  4. Risk to Small Pets or Livestock: While not a direct threat to humans, large anacondas can pose a risk to small pets or livestock. They might hunt smaller domestic animals, especially in regions where their natural habitat overlaps with human settlements.
  5. Fear and Misunderstanding: A lot of the fear surrounding anacondas stems from myths, exaggerated stories, and a general misunderstanding of their nature. They are often portrayed as monstrous and man-eating in movies and folklore, which is far from the truth.
  6. Conservation Concerns: It’s important to approach the topic of anacondas with an understanding of their role in the ecosystem. They are apex predators and play a crucial role in maintaining the ecological balance.

In summary, while anacondas are certainly capable predators, they are not generally a danger to humans. Most negative perceptions are based on fear and misunderstanding rather than factual evidence of their behavior. As with any wild animal, it’s important to respect anacondas and their habitat, maintaining a safe distance if an encounter occurs.

2. How do anacondas compare to other Boa Constrictors?

Anacondas, particularly the Green Anaconda, are a part of the boa family (Boidae) and share several characteristics with other boa constrictors, but they also have distinct differences:

1. Size:

  • Anacondas: The Green Anaconda is the heaviest and one of the longest snakes in the world. They can grow up to 20 to 30 feet (about 6 to 9 meters) in length and weigh 220 to 550 pounds (100 to 250 kilograms), with some individuals even larger.
  • Other Boa Constrictors: Other species in the boa family, such as the common boa constrictor (Boa constrictor), are generally smaller. The common boa constrictor, for instance, usually reaches about 3 to 13 feet (1 to 4 meters) in length.

2. Habitat:

  • Anacondas: They are predominantly aquatic and are found in the swamps, marshes, and slow-moving streams of the Amazon and Orinoco basins in South America.
  • Other Boa Constrictors: They inhabit a variety of environments, including deserts, forests, and savannas, and are found in both Central and South America. Many are more terrestrial or arboreal (tree-dwelling) compared to the largely aquatic anaconda.

3. Hunting and Diet:

  • Both anacondas and other boa constrictors are non-venomous and kill their prey by constriction. However, the anaconda’s semi-aquatic lifestyle influences its diet to include more aquatic prey.

4. Reproduction:

  • Anacondas: They are ovoviviparous, giving birth to live young. This is relatively rare among snakes.
  • Other Boa Constrictors: Some boa species are also ovoviviparous, while others lay eggs. The mode of reproduction can vary widely within the boa family.

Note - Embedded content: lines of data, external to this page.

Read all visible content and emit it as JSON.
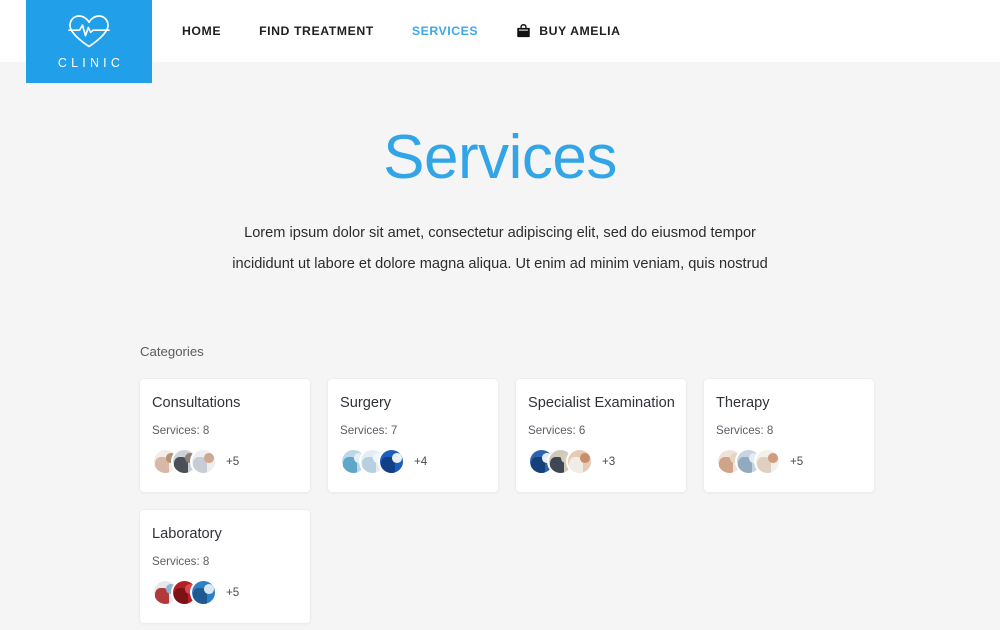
{
  "brand": {
    "logo_text": "CLINIC",
    "logo_icon": "heart-pulse-icon",
    "logo_bg_color": "#219fe8"
  },
  "nav": {
    "items": [
      {
        "label": "HOME",
        "active": false,
        "icon": null
      },
      {
        "label": "FIND TREATMENT",
        "active": false,
        "icon": null
      },
      {
        "label": "SERVICES",
        "active": true,
        "icon": null
      },
      {
        "label": "BUY AMELIA",
        "active": false,
        "icon": "shopping-bag-icon"
      }
    ],
    "active_color": "#3ea8e5"
  },
  "hero": {
    "title": "Services",
    "title_color": "#32a5e7",
    "description": "Lorem ipsum dolor sit amet, consectetur adipiscing elit, sed do eiusmod tempor incididunt ut labore et dolore magna aliqua. Ut enim ad minim veniam, quis nostrud"
  },
  "categories": {
    "label": "Categories",
    "cards": [
      {
        "title": "Consultations",
        "services_label": "Services: 8",
        "more_label": "+5",
        "avatars": [
          {
            "name": "avatar-consultations-1",
            "c1": "#f3ece9",
            "c2": "#d8b9a8",
            "c3": "#b98f78"
          },
          {
            "name": "avatar-consultations-2",
            "c1": "#cdd2d8",
            "c2": "#4a4f58",
            "c3": "#8f7f6f"
          },
          {
            "name": "avatar-consultations-3",
            "c1": "#eceef2",
            "c2": "#c7ccd6",
            "c3": "#cfa98f"
          }
        ]
      },
      {
        "title": "Surgery",
        "services_label": "Services: 7",
        "more_label": "+4",
        "avatars": [
          {
            "name": "avatar-surgery-1",
            "c1": "#bcd8e8",
            "c2": "#5fa6c8",
            "c3": "#e7eff4"
          },
          {
            "name": "avatar-surgery-2",
            "c1": "#e4edf4",
            "c2": "#b8cfe0",
            "c3": "#f0f5f9"
          },
          {
            "name": "avatar-surgery-3",
            "c1": "#1b5fbe",
            "c2": "#123f85",
            "c3": "#eceff3"
          }
        ]
      },
      {
        "title": "Specialist Examination",
        "services_label": "Services: 6",
        "more_label": "+3",
        "avatars": [
          {
            "name": "avatar-specialist-1",
            "c1": "#2b63ad",
            "c2": "#16407a",
            "c3": "#e8eef5"
          },
          {
            "name": "avatar-specialist-2",
            "c1": "#cfc7b8",
            "c2": "#3f4754",
            "c3": "#d8cbb9"
          },
          {
            "name": "avatar-specialist-3",
            "c1": "#e8c9b4",
            "c2": "#f0ece6",
            "c3": "#c98f6d"
          }
        ]
      },
      {
        "title": "Therapy",
        "services_label": "Services: 8",
        "more_label": "+5",
        "avatars": [
          {
            "name": "avatar-therapy-1",
            "c1": "#efe3d8",
            "c2": "#cfa489",
            "c3": "#e6d6c6"
          },
          {
            "name": "avatar-therapy-2",
            "c1": "#c5d3e2",
            "c2": "#93a9c0",
            "c3": "#e3ecf4"
          },
          {
            "name": "avatar-therapy-3",
            "c1": "#f3efe9",
            "c2": "#e0cfc0",
            "c3": "#cf9c7f"
          }
        ]
      },
      {
        "title": "Laboratory",
        "services_label": "Services: 8",
        "more_label": "+5",
        "avatars": [
          {
            "name": "avatar-laboratory-1",
            "c1": "#e3e9ee",
            "c2": "#b23a3a",
            "c3": "#8fb4cf"
          },
          {
            "name": "avatar-laboratory-2",
            "c1": "#b51f24",
            "c2": "#7d1216",
            "c3": "#d84a4a"
          },
          {
            "name": "avatar-laboratory-3",
            "c1": "#2f7fc4",
            "c2": "#1d5a93",
            "c3": "#dbe7f2"
          }
        ]
      }
    ]
  },
  "theme": {
    "page_background": "#f5f5f5",
    "card_background": "#ffffff",
    "card_border": "#ededed"
  }
}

5. Behavior:

  • Anacondas: Typically solitary, anacondas spend much of their time in water. They are less agile on land due to their size and bulk.
  • Other Boa Constrictors: Many are more agile on land or in trees and have a wider range of behavioral adaptations depending on their specific habitat.

6. Conservation Status:

  • The conservation status of anacondas and other boa constrictors varies by species. While some are common, others face threats from habitat loss and the pet trade.

In summary, while anacondas share the basic characteristics of being non-venomous constrictors with other members of the boa family, they are distinct in their immense size, predominantly aquatic lifestyle, and specific reproductive strategy. Each species within the boa family has adapted to its unique ecological niche, making them a diverse and fascinating group of reptiles.

Related Family Species

Sources
  • Britannica, Anaconda, https://www.britannica.com/animal/anaconda, retrieved January 2024.
  • Burnie, David & Wilson, Don, Animal, Smithsonian Institute, Washington DC.
  • Hickman et al, Integrated Principle of Zoology, McGraw Hill, Boston.